**WORK ORDER**
Wherever a line holds the word "aller", copy that line from the data.

**RECORDS FOR THE TASK**

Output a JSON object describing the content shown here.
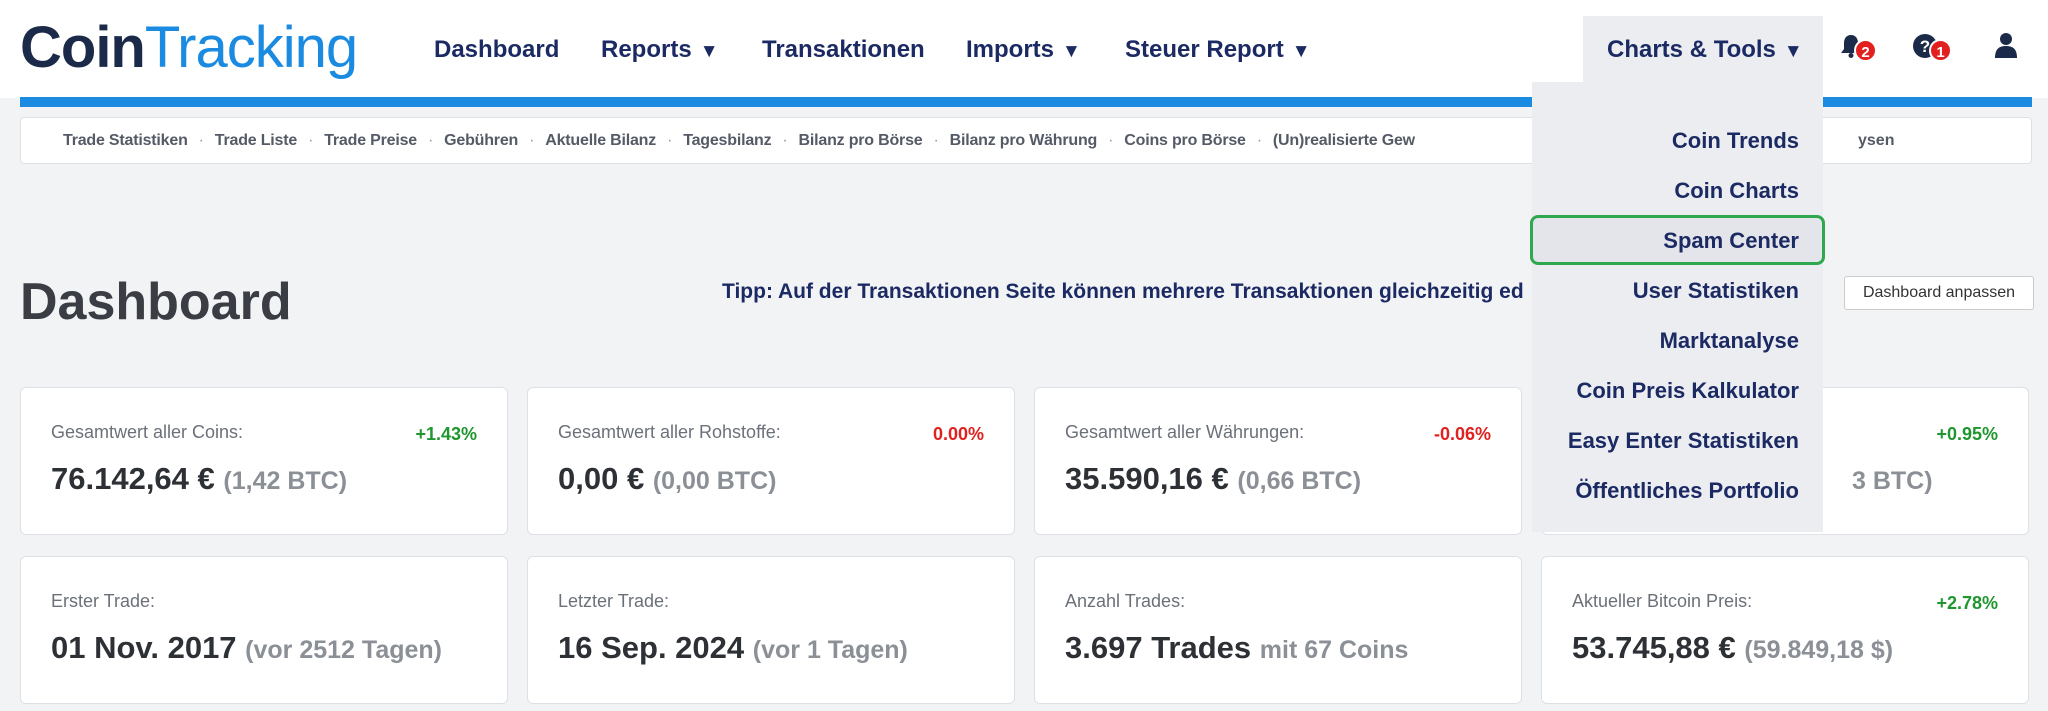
{
  "logo": {
    "part1": "Coin",
    "part2": "Tracking"
  },
  "nav": {
    "dashboard": "Dashboard",
    "reports": "Reports",
    "transaktionen": "Transaktionen",
    "imports": "Imports",
    "steuer_report": "Steuer Report",
    "charts_tools": "Charts & Tools",
    "caret": "▼",
    "notifications_badge": "2",
    "help_badge": "1"
  },
  "subnav": {
    "items": [
      "Trade Statistiken",
      "Trade Liste",
      "Trade Preise",
      "Gebühren",
      "Aktuelle Bilanz",
      "Tagesbilanz",
      "Bilanz pro Börse",
      "Bilanz pro Währung",
      "Coins pro Börse",
      "(Un)realisierte Gew"
    ],
    "separator": "·",
    "trailing_fragment": "ysen"
  },
  "page": {
    "title": "Dashboard",
    "tip": "Tipp: Auf der Transaktionen Seite können mehrere Transaktionen gleichzeitig ed",
    "customize_button": "Dashboard anpassen"
  },
  "cards_row1": [
    {
      "label": "Gesamtwert aller Coins:",
      "value": "76.142,64 €",
      "sub": "(1,42 BTC)",
      "change": "+1.43%",
      "trend": "pos"
    },
    {
      "label": "Gesamtwert aller Rohstoffe:",
      "value": "0,00 €",
      "sub": "(0,00 BTC)",
      "change": "0.00%",
      "trend": "neg"
    },
    {
      "label": "Gesamtwert aller Währungen:",
      "value": "35.590,16 €",
      "sub": "(0,66 BTC)",
      "change": "-0.06%",
      "trend": "neg"
    },
    {
      "label": "",
      "value": "",
      "sub": "3 BTC)",
      "change": "+0.95%",
      "trend": "pos"
    }
  ],
  "cards_row2": [
    {
      "label": "Erster Trade:",
      "value": "01 Nov. 2017",
      "sub": "(vor 2512 Tagen)",
      "change": ""
    },
    {
      "label": "Letzter Trade:",
      "value": "16 Sep. 2024",
      "sub": "(vor 1 Tagen)",
      "change": ""
    },
    {
      "label": "Anzahl Trades:",
      "value": "3.697 Trades",
      "sub": "mit 67 Coins",
      "change": ""
    },
    {
      "label": "Aktueller Bitcoin Preis:",
      "value": "53.745,88 €",
      "sub": "(59.849,18 $)",
      "change": "+2.78%",
      "trend": "pos"
    }
  ],
  "dropdown": {
    "items": [
      "Coin Trends",
      "Coin Charts",
      "Spam Center",
      "User Statistiken",
      "Marktanalyse",
      "Coin Preis Kalkulator",
      "Easy Enter Statistiken",
      "Öffentliches Portfolio"
    ],
    "highlighted": "Spam Center"
  },
  "colors": {
    "accent": "#1a8be0",
    "nav_text": "#1c2a63",
    "positive": "#20962f",
    "negative": "#e2201f",
    "highlight_border": "#2fa84f"
  }
}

**FINISHED EXERCISE**
      "label": "Gesamtwert aller Coins:",
      "label": "Gesamtwert aller Rohstoffe:",
      "label": "Gesamtwert aller Währungen:",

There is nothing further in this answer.